Demonstrating powerful body language while simultaneously keeping the conversation friendly and open is a great way for women to embody the strengths of both male and female characteristics. This can give the impression that you are both open and friendly while still commanding respect and displaying your authority. One way to keep the conversation open and friendly is to actively listen and follow up with questions for the other party. This shows that you are critical yet interested and engaged.
5. Demonstrate Empathy
The ability to express empathy is probably one of the greatest female-attributed strengths that a leader can exhibit. Showing that you care and that you respect those working under you can significantly increase the respect that your employees have for you, making them far more likely to follow your lead. Leading with empathy is a demonstration of your ability to motivate others, rather than commanding by exerting your authority in an aggressive manner.
Empathy also comes in handy when you are in a position to deliver bad news. A good strategy would be to open with something positive, followed by how the decision was made, then expressing your understanding of its impact on the other party, before ending with a suggestion for the next steps. Some phrases that can also be useful to exhibit empathy are “I understand you,” and “Instead of doing A, have you considered B?”.

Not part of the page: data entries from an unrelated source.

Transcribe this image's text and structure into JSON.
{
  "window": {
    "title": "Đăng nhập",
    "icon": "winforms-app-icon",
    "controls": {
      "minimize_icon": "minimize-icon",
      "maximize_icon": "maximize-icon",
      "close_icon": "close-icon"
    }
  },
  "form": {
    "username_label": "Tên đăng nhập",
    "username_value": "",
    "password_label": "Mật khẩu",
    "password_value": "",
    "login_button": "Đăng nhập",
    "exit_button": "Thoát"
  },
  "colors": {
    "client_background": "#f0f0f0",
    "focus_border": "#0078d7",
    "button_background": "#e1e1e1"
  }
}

All in all, finding the balance between being assertive and being feminine in a position of leadership is a tricky line to walk but is one that is, unfortunately, still necessary for many women in order to advance their careers. However, there are techniques that women can incorporate to maximize their chances of success in the professional world, and many women leaders and mentors who have walked the path exist in the entrepreneurship ecosystem to help other women reach their potentials.
If you need more help with navigating the professional workplace, please leave a comment below or send Kay-Tee a direct message!

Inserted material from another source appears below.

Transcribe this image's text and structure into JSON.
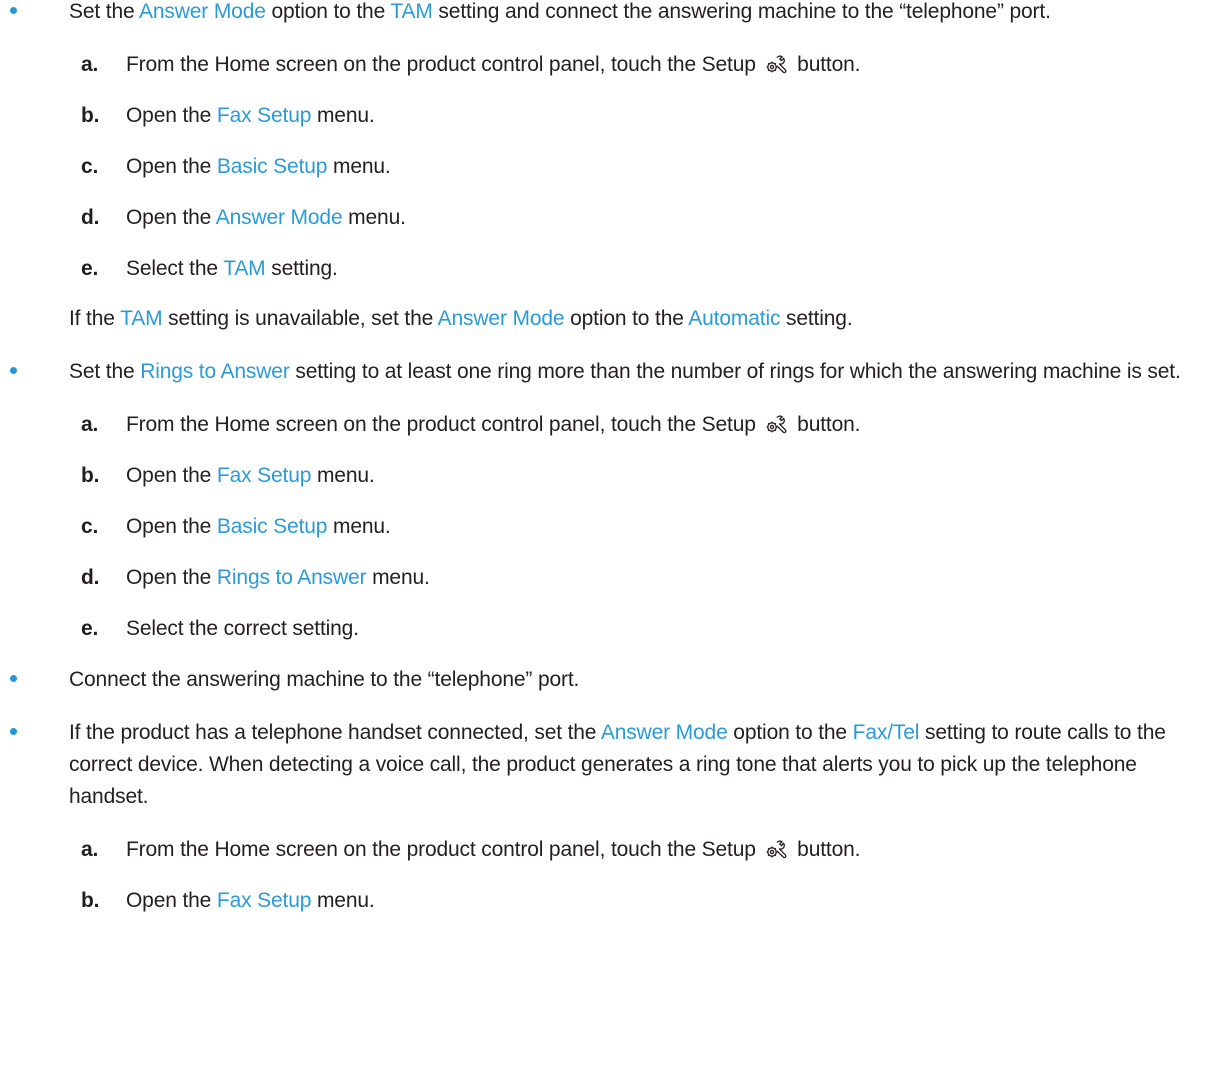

I can be an entrepreneur, you can be an entrepreneur, everybody can be an entrepreneur... While that is true, not everybody is, nor should every person be, an entrepreneur. This term has become a buzz phrase over recent years and rightfully so: The economy depends on such calculated risk takers who are identifying needs and creating marketable solutions. However, the broader the word is used, the more diluted it becomes.
Webster's Dictionary defines an entrepreneur as one who organizes, manages, and assumes the risks of a business or enterprise.
Dictionary defines an entrepreneur as a person who organizes and operates a business or businesses, taking on greater than normal financial risks in order to do so.
Investopedia defines an entrepreneur as an individual who, rather than working as an employee, founds and runs a small business, assuming all the risks and rewards of the venture. The entrepreneur is commonly seen as an innovator, a source of new ideas, goods, services and business models/or procedures.
Nowhere does it say that an entrepreneur is an employee, subcontracted salesperson, or solo-practitioner. People, in any role, can demonstrate entrepreneurial characteristics and some may even be coined an intrapreneur for acting like an entrepreneur of a project or brand while under the umbrella of another enterprise. Possessing entrepreneurial traits and creating solutions for discovered problems is valuable for people in any role.
Consider this: if anyone could call themselves a doctor regardless of a degree or call themselves a mother without ever caring for a child as their own, anyone should be able to call themselves an entrepreneur without starting a business from scratch. One may wonder where the integrity is in that thought process. Rightfully so, as we depend on the predictability of words and titles being used as their definitions are intended.
The world needs solutions and seemingly craves entrepreneurs, so the door is open and red carpet laid for anyone identifying as an entrepreneur to take that leap of faith in their abilities and to invest in the startup of a business. As entrepreneurs create businesses, such action leads to the creation of jobs and delivery of solutions.
Help aspiring entrepreneurs bring ideas to market by supporting Kay-Tee’s book “Fueling a Food Truck” on Indiegogo.